What do those three words really mean and what can we do, as individuals, groups, institutions, and global societies to bring true meaning to those words?
I attended the MRS (Materials Research Society – I have been a member for the last three years) Spring 2015 Meeting held in San Francisco, CA. I did not attend the multitude of symposia across the 5 days. Instead, like every meeting, whether the spring or fall, I participate in meetings and committees that are targeted to certain portions of the MRS population – Energy and Sustainability (or Sustainable Development.)
In San Francisco at the MRS meeting, you have this sense for a few days that you belong to a world within a world. Everyone (estimated to be around 5,500 MRS attendees at MRS Spring 2015 Meeting) wearing MRS badges as if it were a part of every day life. And for all those who attend, it is. That is, materials are a part of every day life, whether through research, writing, product development, or some other avenue. Each year and each meeting, I am astounded that among those thousands of scientists and engineers, that as an environmental psychologist or environmental behavior scientist, I feel like an integral part of the “materials” world.
There are a few (probably less than a few hundred MRS members) that want to reach out beyond the scientific and technical world of materials. Those are the people I have been getting to know and have an ever-growing appreciation for their enthusiasm about melding the world of science and technology with every day life.
Materials, Sustainability, Society.
Those three words bring a depth of meaning to what surrounds us as humans living in a physical environment. Without materials, we would not have a chair to sit on, a computer to type on, a smartphone to communicate with others. As each decade passes, materials become more intrinsic to our daily lives, and all without the majority of people ever realizing it.

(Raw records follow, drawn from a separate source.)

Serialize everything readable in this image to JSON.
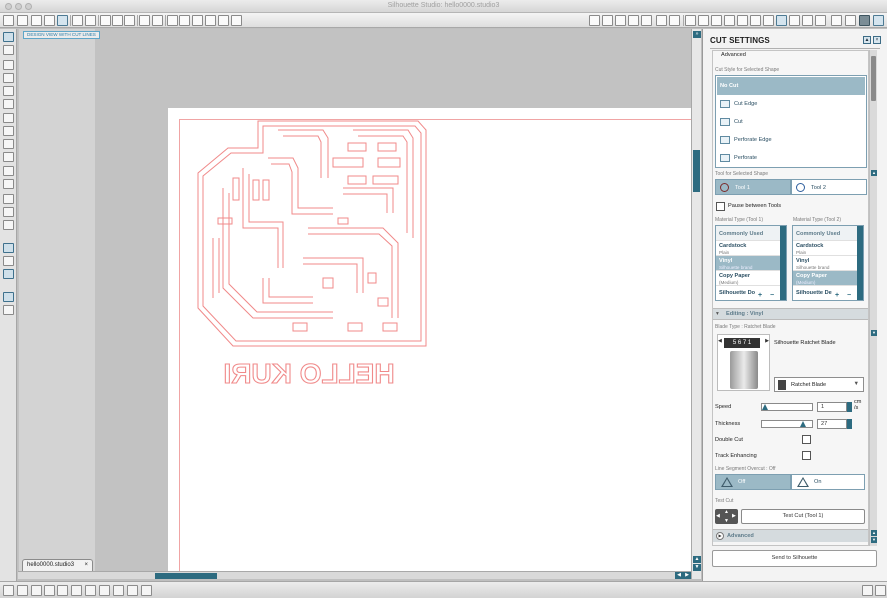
{
  "window": {
    "title": "Silhouette Studio: hello0000.studio3"
  },
  "design_view": {
    "label": "DESIGN VIEW WITH CUT LINES"
  },
  "design": {
    "text": "HELLO KURI"
  },
  "document_tab": {
    "name": "hello0000.studio3",
    "close": "×"
  },
  "panel": {
    "title": "CUT SETTINGS",
    "advanced_top": "Advanced",
    "cut_style": {
      "label": "Cut Style for Selected Shape",
      "options": [
        "No Cut",
        "Cut Edge",
        "Cut",
        "Perforate Edge",
        "Perforate"
      ],
      "selected": "No Cut"
    },
    "tool": {
      "label": "Tool for Selected Shape",
      "tool1": "Tool 1",
      "tool2": "Tool 2",
      "pause": "Pause between Tools"
    },
    "material": {
      "label1": "Material Type (Tool 1)",
      "label2": "Material Type (Tool 2)",
      "header": "Commonly Used",
      "list1": [
        {
          "name": "Cardstock",
          "sub": "Plain"
        },
        {
          "name": "Vinyl",
          "sub": "Silhouette brand"
        },
        {
          "name": "Copy Paper",
          "sub": "(Medium)"
        },
        {
          "name": "Silhouette Do",
          "sub": ""
        }
      ],
      "list2": [
        {
          "name": "Cardstock",
          "sub": "Plain"
        },
        {
          "name": "Vinyl",
          "sub": "Silhouette brand"
        },
        {
          "name": "Copy Paper",
          "sub": "(Medium)"
        },
        {
          "name": "Silhouette De",
          "sub": ""
        }
      ],
      "plus": "+",
      "minus": "−"
    },
    "editing": "Editing : Vinyl",
    "blade": {
      "label": "Blade Type : Ratchet Blade",
      "name": "Silhouette Ratchet Blade",
      "dropdown": "Ratchet Blade",
      "dial": "5 6 7 1"
    },
    "speed": {
      "label": "Speed",
      "value": "1",
      "unit": "cm /s",
      "fraction": 0.0
    },
    "thickness": {
      "label": "Thickness",
      "value": "27",
      "fraction": 0.82
    },
    "double_cut": "Double Cut",
    "track_enhancing": "Track Enhancing",
    "overcut": {
      "label": "Line Segment Overcut : Off",
      "off": "Off",
      "on": "On"
    },
    "test_cut": {
      "label": "Test Cut",
      "button": "Test Cut (Tool 1)"
    },
    "advanced": "Advanced",
    "send": "Send to Silhouette"
  },
  "colors": {
    "accent": "#2d6b80",
    "selected_row": "#9bb9c6",
    "cut_line": "#f08a8a"
  }
}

So where to go from here? Awareness, education, outreach are the three words that will help bridge materials, sustainability and society. In order for society to be sustainable, the materials we use also need to be sustainable, whereby developing and using sustainable materials in and for society undergirds future research and innovation.
During my undergraduate education in Architecture, in order to understand if what you designed would be able to be built and withstand time, you needed to understand materials. Very few undergraduate curricula include even a basic or introductory understanding of materials.
Why is this? Do we leave it up to the scientists and engineers to figure it all out?
Not the best approach in my opinion. One needs to see all angles, including the societal one.
Imagine this – a scientist, an engineer, a social scientist, an economist and a public health professional – coming together to work on sustainable materials for sustainable societies. What would our world look like?
We can only imagine. So let’s not only imagine it, let’s make it happen.